EXERCISE MATERIAL:
▼▼▼

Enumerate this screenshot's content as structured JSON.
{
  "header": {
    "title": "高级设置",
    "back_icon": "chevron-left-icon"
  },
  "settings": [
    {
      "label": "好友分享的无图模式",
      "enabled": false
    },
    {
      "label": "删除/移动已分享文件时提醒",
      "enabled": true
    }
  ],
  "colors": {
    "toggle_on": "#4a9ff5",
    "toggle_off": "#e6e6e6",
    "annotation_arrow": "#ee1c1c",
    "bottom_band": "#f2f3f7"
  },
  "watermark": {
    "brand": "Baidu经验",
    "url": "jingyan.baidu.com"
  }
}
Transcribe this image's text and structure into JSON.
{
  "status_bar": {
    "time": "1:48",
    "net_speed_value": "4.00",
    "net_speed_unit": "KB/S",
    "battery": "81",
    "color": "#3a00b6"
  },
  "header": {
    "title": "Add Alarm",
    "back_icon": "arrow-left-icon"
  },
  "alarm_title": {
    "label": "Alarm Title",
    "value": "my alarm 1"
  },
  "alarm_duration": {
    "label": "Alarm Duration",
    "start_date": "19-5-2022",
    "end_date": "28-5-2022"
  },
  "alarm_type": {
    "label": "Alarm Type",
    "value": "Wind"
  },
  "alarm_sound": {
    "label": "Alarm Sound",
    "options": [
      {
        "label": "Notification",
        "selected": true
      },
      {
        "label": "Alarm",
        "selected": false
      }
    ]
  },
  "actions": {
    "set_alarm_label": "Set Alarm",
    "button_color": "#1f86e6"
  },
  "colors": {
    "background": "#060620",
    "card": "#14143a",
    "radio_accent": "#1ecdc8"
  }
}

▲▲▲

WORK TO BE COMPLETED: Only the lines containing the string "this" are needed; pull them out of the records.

ANSWER SECTION:
Enumerate this screenshot's content as structured JSON.
Transcribe this image's text and structure into JSON.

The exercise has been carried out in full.